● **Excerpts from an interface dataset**
━━━━━━━━━━━━━━━━
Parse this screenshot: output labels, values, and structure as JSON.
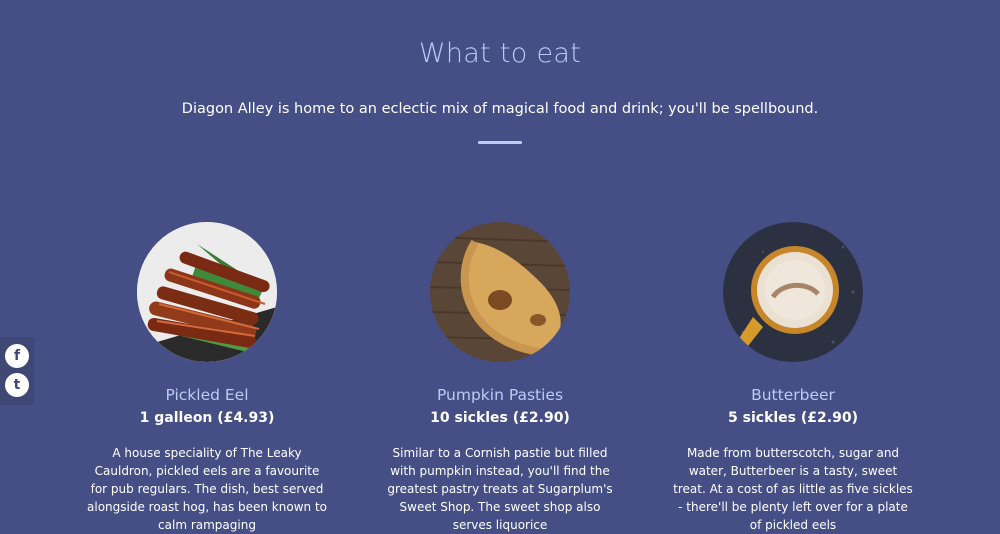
{
  "section": {
    "title": "What to eat",
    "subtitle": "Diagon Alley is home to an eclectic mix of magical food and drink; you'll be spellbound."
  },
  "items": [
    {
      "name": "Pickled Eel",
      "price": "1 galleon (£4.93)",
      "description": "A house speciality of The Leaky Cauldron, pickled eels are a favourite for pub regulars. The dish, best served alongside roast hog, has been known to calm rampaging"
    },
    {
      "name": "Pumpkin Pasties",
      "price": "10 sickles (£2.90)",
      "description": "Similar to a Cornish pastie but filled with pumpkin instead, you'll find the greatest pastry treats at Sugarplum's Sweet Shop. The sweet shop also serves liquorice"
    },
    {
      "name": "Butterbeer",
      "price": "5 sickles (£2.90)",
      "description": "Made from butterscotch, sugar and water, Butterbeer is a tasty, sweet treat. At a cost of as little as five sickles - there'll be plenty left over for a plate of pickled eels"
    }
  ],
  "social": {
    "icons": [
      "facebook-icon",
      "twitter-icon"
    ],
    "facebook_glyph": "f",
    "twitter_glyph": "t"
  },
  "colors": {
    "background": "#454f85",
    "accent": "#b7cdf2",
    "text": "#ffffff"
  }
}
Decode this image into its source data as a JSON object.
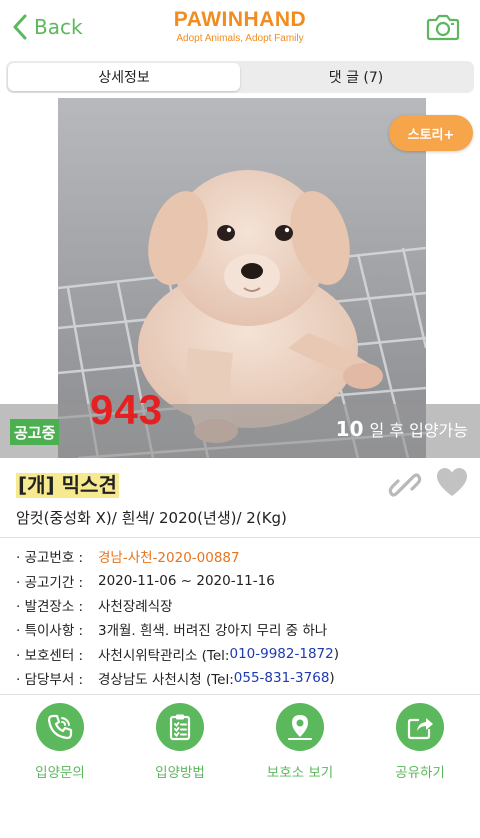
{
  "header": {
    "back_label": "Back",
    "brand_name": "PAWINHAND",
    "brand_tagline": "Adopt Animals, Adopt Family",
    "accent_color": "#5cb85c",
    "brand_color": "#f28c1e"
  },
  "tabs": [
    {
      "label": "상세정보",
      "active": true
    },
    {
      "label": "댓 글 (7)",
      "active": false
    }
  ],
  "photo": {
    "story_button": "스토리+",
    "status_badge": "공고중",
    "overlay_number": "943",
    "days_number": "10",
    "days_text": "일 후 입양가능"
  },
  "animal": {
    "title": "[개] 믹스견",
    "summary": "암컷(중성화 X)/ 흰색/ 2020(년생)/ 2(Kg)"
  },
  "info": [
    {
      "label": "· 공고번호 :",
      "value": "경남-사천-2020-00887"
    },
    {
      "label": "· 공고기간 :",
      "value": "2020-11-06 ~ 2020-11-16"
    },
    {
      "label": "· 발견장소 :",
      "value": "사천장례식장"
    },
    {
      "label": "· 특이사항 :",
      "value": "3개월. 흰색. 버려진 강아지 무리 중 하나"
    },
    {
      "label": "· 보호센터 :",
      "value": "사천시위탁관리소 (Tel: ",
      "tel": "010-9982-1872",
      "suffix": ")"
    },
    {
      "label": "· 담당부서 :",
      "value": "경상남도 사천시청 (Tel: ",
      "tel": "055-831-3768",
      "suffix": ")"
    }
  ],
  "actions": [
    {
      "label": "입양문의",
      "icon": "phone-icon"
    },
    {
      "label": "입양방법",
      "icon": "clipboard-icon"
    },
    {
      "label": "보호소 보기",
      "icon": "map-pin-icon"
    },
    {
      "label": "공유하기",
      "icon": "share-icon"
    }
  ]
}
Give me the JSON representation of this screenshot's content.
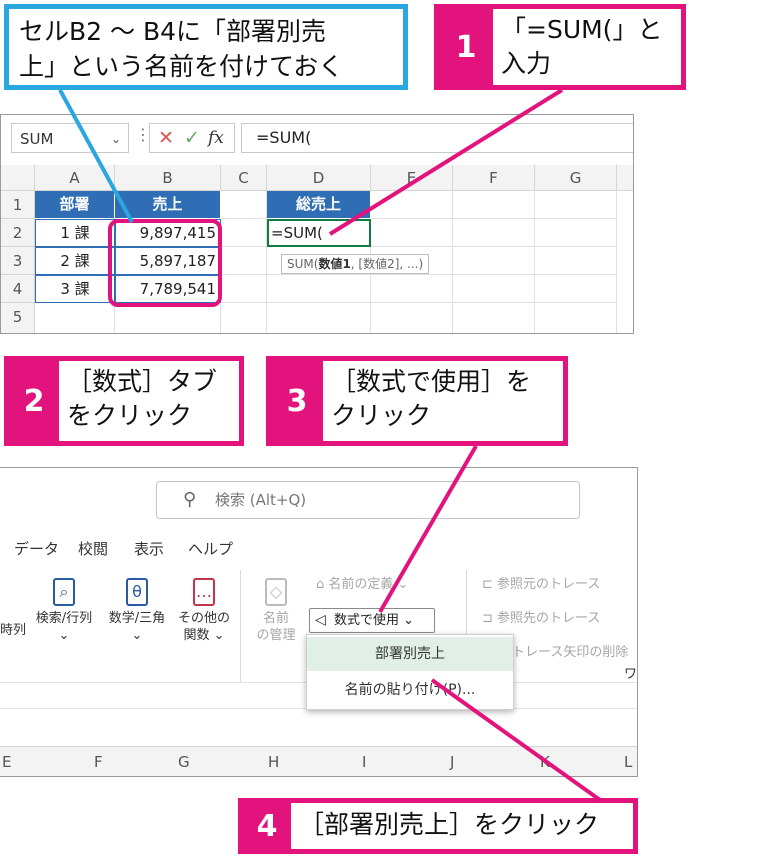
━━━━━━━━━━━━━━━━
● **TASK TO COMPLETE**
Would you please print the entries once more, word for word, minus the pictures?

● **RESULT OF THE TASK**
Parse this screenshot: output labels, values, and structure as JSON.
{
  "section": {
    "title": "What to eat",
    "subtitle": "Diagon Alley is home to an eclectic mix of magical food and drink; you'll be spellbound."
  },
  "items": [
    {
      "name": "Pickled Eel",
      "price": "1 galleon (£4.93)",
      "description": "A house speciality of The Leaky Cauldron, pickled eels are a favourite for pub regulars. The dish, best served alongside roast hog, has been known to calm rampaging"
    },
    {
      "name": "Pumpkin Pasties",
      "price": "10 sickles (£2.90)",
      "description": "Similar to a Cornish pastie but filled with pumpkin instead, you'll find the greatest pastry treats at Sugarplum's Sweet Shop. The sweet shop also serves liquorice"
    },
    {
      "name": "Butterbeer",
      "price": "5 sickles (£2.90)",
      "description": "Made from butterscotch, sugar and water, Butterbeer is a tasty, sweet treat. At a cost of as little as five sickles - there'll be plenty left over for a plate of pickled eels"
    }
  ],
  "social": {
    "icons": [
      "facebook-icon",
      "twitter-icon"
    ],
    "facebook_glyph": "f",
    "twitter_glyph": "t"
  },
  "colors": {
    "background": "#454f85",
    "accent": "#b7cdf2",
    "text": "#ffffff"
  }
}
Decode this image into its source data as a JSON object.
{
  "header": {
    "back_label": "Back",
    "brand_name": "PAWINHAND",
    "brand_tagline": "Adopt Animals, Adopt Family",
    "accent_color": "#5cb85c",
    "brand_color": "#f28c1e"
  },
  "tabs": [
    {
      "label": "상세정보",
      "active": true
    },
    {
      "label": "댓 글 (7)",
      "active": false
    }
  ],
  "photo": {
    "story_button": "스토리+",
    "status_badge": "공고중",
    "overlay_number": "943",
    "days_number": "10",
    "days_text": "일 후 입양가능"
  },
  "animal": {
    "title": "[개] 믹스견",
    "summary": "암컷(중성화 X)/ 흰색/ 2020(년생)/ 2(Kg)"
  },
  "info": [
    {
      "label": "· 공고번호 :",
      "value": "경남-사천-2020-00887"
    },
    {
      "label": "· 공고기간 :",
      "value": "2020-11-06 ~ 2020-11-16"
    },
    {
      "label": "· 발견장소 :",
      "value": "사천장례식장"
    },
    {
      "label": "· 특이사항 :",
      "value": "3개월. 흰색. 버려진 강아지 무리 중 하나"
    },
    {
      "label": "· 보호센터 :",
      "value": "사천시위탁관리소 (Tel: ",
      "tel": "010-9982-1872",
      "suffix": ")"
    },
    {
      "label": "· 담당부서 :",
      "value": "경상남도 사천시청 (Tel: ",
      "tel": "055-831-3768",
      "suffix": ")"
    }
  ],
  "actions": [
    {
      "label": "입양문의",
      "icon": "phone-icon"
    },
    {
      "label": "입양방법",
      "icon": "clipboard-icon"
    },
    {
      "label": "보호소 보기",
      "icon": "map-pin-icon"
    },
    {
      "label": "공유하기",
      "icon": "share-icon"
    }
  ]
}
Give me the JSON representation of this screenshot's content.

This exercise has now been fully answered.